Prenatally, ureteral duplication is commonly suggested by hydronephrosis when the upper-pole ureter is associated with obstruction or when the lower pole is associated with high-grade reflux. The duplication may present in early childhood or later in life, when UTI prompts evaluation.
Prenatally, ureteral ectopia is commonly detected when hydronephrosis is present because of obstruction. Ectopic ureters that enter below the urethral sphincter present at school age or later in girls who have failed to toilet train or who have had continuous drip incontinence.
Prenatally, ureteroceles are most commonly diagnosed when associated with hydronephrosis or in childhood when associated with UTI. When found in adults, they are usually intravesical, are associated with a single collecting system, are less likely to alter the function of the involved kidney, and may not be of clinical concern.
Ureteral duplication, ectopia, and ureteroceles are all more common in females.

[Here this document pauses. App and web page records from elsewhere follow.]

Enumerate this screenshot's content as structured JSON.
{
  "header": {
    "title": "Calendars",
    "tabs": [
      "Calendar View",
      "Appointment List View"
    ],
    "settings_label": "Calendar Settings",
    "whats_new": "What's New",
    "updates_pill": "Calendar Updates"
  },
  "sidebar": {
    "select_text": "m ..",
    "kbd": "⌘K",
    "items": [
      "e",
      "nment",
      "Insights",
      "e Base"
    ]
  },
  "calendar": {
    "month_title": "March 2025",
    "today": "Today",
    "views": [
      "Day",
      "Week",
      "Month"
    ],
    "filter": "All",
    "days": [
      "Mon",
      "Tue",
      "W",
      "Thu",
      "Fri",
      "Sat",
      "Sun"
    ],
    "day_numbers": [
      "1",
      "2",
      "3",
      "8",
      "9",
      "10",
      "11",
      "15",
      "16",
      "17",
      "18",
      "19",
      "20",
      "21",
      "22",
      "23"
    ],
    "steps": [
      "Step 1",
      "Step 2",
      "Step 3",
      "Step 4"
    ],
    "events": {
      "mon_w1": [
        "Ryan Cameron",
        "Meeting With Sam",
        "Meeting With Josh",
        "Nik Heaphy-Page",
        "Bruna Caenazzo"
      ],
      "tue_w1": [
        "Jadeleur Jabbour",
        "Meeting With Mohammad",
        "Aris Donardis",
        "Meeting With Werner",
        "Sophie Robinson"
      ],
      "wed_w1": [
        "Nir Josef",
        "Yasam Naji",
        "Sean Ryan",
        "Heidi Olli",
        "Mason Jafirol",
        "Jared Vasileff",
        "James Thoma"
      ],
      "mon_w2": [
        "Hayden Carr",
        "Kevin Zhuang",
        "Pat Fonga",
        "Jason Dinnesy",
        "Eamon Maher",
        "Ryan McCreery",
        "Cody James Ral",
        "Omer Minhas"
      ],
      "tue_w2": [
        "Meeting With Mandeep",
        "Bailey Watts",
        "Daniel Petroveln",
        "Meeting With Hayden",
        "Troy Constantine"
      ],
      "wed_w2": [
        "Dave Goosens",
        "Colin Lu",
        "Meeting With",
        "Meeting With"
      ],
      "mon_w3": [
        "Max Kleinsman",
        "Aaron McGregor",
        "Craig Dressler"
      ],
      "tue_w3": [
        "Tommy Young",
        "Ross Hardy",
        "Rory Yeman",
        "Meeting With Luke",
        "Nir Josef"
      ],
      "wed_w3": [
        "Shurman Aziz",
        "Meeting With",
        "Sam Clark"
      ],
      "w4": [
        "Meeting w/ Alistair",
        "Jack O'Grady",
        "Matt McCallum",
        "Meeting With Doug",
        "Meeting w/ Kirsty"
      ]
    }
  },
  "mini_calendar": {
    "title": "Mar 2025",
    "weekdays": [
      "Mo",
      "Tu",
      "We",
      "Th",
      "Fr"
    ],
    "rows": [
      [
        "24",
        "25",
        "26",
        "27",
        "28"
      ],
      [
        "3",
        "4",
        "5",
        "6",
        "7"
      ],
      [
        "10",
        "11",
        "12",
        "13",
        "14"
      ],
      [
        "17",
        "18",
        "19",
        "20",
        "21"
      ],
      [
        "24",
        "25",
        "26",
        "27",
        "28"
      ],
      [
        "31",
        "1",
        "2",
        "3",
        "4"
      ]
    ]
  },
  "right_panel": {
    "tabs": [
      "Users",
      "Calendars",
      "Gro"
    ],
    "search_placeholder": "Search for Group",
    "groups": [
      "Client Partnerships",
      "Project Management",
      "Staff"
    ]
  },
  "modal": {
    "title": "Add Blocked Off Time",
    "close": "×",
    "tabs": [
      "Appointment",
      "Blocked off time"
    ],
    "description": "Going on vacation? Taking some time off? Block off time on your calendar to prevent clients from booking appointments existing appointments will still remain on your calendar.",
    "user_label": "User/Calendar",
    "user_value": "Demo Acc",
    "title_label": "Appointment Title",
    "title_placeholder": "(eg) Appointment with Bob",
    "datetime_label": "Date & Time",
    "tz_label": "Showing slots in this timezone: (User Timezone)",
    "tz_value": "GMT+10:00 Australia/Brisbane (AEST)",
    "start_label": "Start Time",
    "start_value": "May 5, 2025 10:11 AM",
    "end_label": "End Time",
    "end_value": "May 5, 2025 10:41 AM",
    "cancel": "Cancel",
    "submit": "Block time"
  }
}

This may reflect the higher likelihood of UTIs in females, resulting in subsequent detection of the duplication.
Ureteroceles are more common in whites than in blacks.